Transition Brockville archive

Tag : Urban agriculture (6)

Reopening the penitentiary farms

Save Our Prison Farms committee / Dianne Dowling / 27 February 2018

Yahoooo! Today’s budget included a paragraph about the prison farms:

Reopening the Penitentiary Farms at Joyceville and Collins Bay Institutions

To provide federal inmates with training opportunities to acquire new skills, while preparing for employment and successful reintegration and rehabilitation into the community, the Government proposes to invest $4.3 million over five years, beginning and 2018–19, to support the reopening of the Penitentiary Farms at the Joyceville and Collins Bay Institutions in Kingston, Ontario. The farms would be run by CORCAN, a key rehabilitation programming agency of the Correctional Service of Canada.

from page 210 of the budget at https://www.scribd.com/document/372565383/Federal-Budget-2018#from_embed

The CSC prison farm advisory panel has a meeting next week, and I am hoping we will have more details from the Minister of Public Safety and CSC about what the farms will include.

Suggested action:

Please consider writing a letter or making a phone call of support and appreciation to any of the following: the Minister of Public Safety, the Prime Minister, other Cabinet ministers, any MP of your choice, a media outlet, etc. Supporting the decision to fund the restoration of the farms will assist in maintaining the government’s endorsement of the program, and, we hope, lead to additional funding in the future.
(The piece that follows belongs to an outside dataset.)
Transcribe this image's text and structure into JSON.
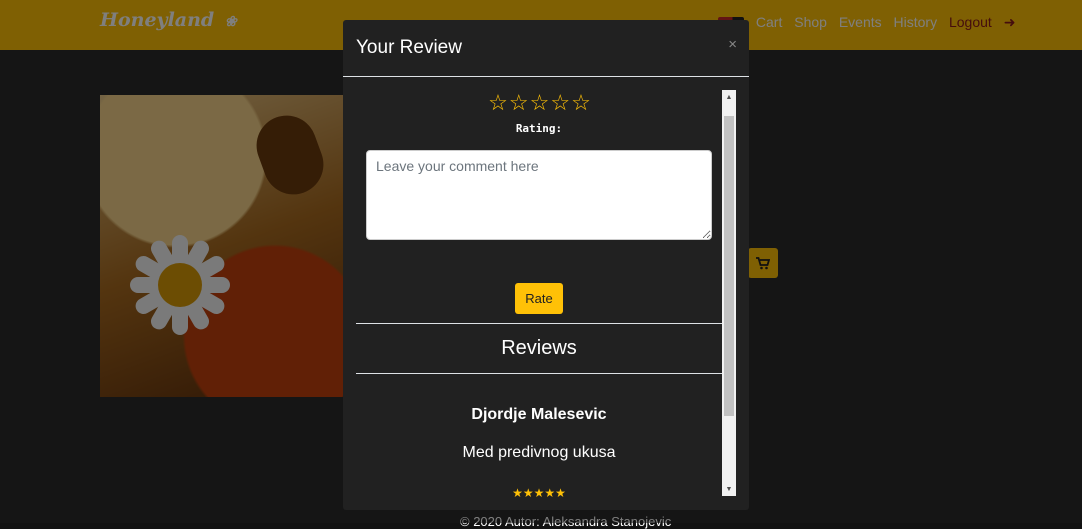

For humans, bugs and beauty: an urban food forest demo

Peak Moment TV / 16 September 2017

“This place is famous. People loving coming by here because at any time of year you can get something to eat.” Architect Mark Lakeman, co-founder of the City Repair project, gives a tour of the corner sidewalk outside his Portland office building, where a food forest is bursting with life.

Farming the neighborhood

Mother Earth News / Kristi Quillen, K.C. Compton / December 2016/January 2017

Sarah, her husband, Jeremiah, and their four daughters turned their lawn into garden and began growing their own food as a solution to the family’s health concerns and the cost of organic vegetables — and they achieved a lot at their 1⁄5-acre backyard homestead in Loveland, Colorado. In fact, they were among MOTHER’s 2014 Homesteaders of the Year. Eventually, though, they began to run out of space and dreamed of expanding, but couldn’t afford to buy a big piece of land.

“I was looking longingly at farms because of the space, but we love living in our neighborhood that’s so close to downtown,” Sarah says.

Then she had an idea: Why not farm the neighborhood?

[ FULL ARTICLE ]

Urban backyard farming for profit

Mother Earth News / Curtis Stone / October/November 2016

urban_farm-2In this excerpt from The Urban Farmer, courtesy of New Society Publishers, Curtis Stone offers an innovative approach to urban backyard farming for profit — one that doesn’t require starting with acres of land in the country. In these urban farming business plans, which are based on his own experience and which have been refined over years, Stone outlines how you can start a gardening business while still working a 9-to-5 job, and increase your commitment and profits over time.

[ FULL ARTICLE ]

Growing fresh veggies for the neighborhood

Peak Moment TV / 23 February 2015

Farm coordinator Scott Behmer gives us a tour of a derelict lot transformed into a small urban farm. In an area with widely diverse demographics, work trade volunteers help in the garden and take vegetables home with them. The children’s garden has “See, Touch, Taste, and Mint” beds with plants highlighting these themes.

How to Make a Fruit Picker

picker6Mother Earth News / A Dreyer / 13 November 2012

Are you tormented by ripe fruit that’s out of reach on high branches? Would you love to put that fruit to use, but just can’t get to it? Follow these easy instructions on how to make a fruit picker and you won’t have to watch fruit rot on a tree again.

[ FULL ARTICLE ]

page 1 of 1

The Transition Framework

Resilience is the ability of a system or community to withstand impacts from outside. An indicator is a good way of measuring that. Conventionally, the principal way of measuring a reducing carbon footprint is CO2 emissions. However, we firmly believe that cutting carbon while failing to build resilience is an insufficient response when you’re trying to address multiple shocks such as peak oil, climate change and the economic crisis together.

— Transition U.S.
TB Projects

Subscribe to our Newsletter

Like to receive a monthly digest of our key posts plus local news and event listings?

Subscribe

View past issues

Subscribe to our Blog via Email

Enter your email address to subscribe to this blog and receive notifications of new posts by email.

Area Community Gardens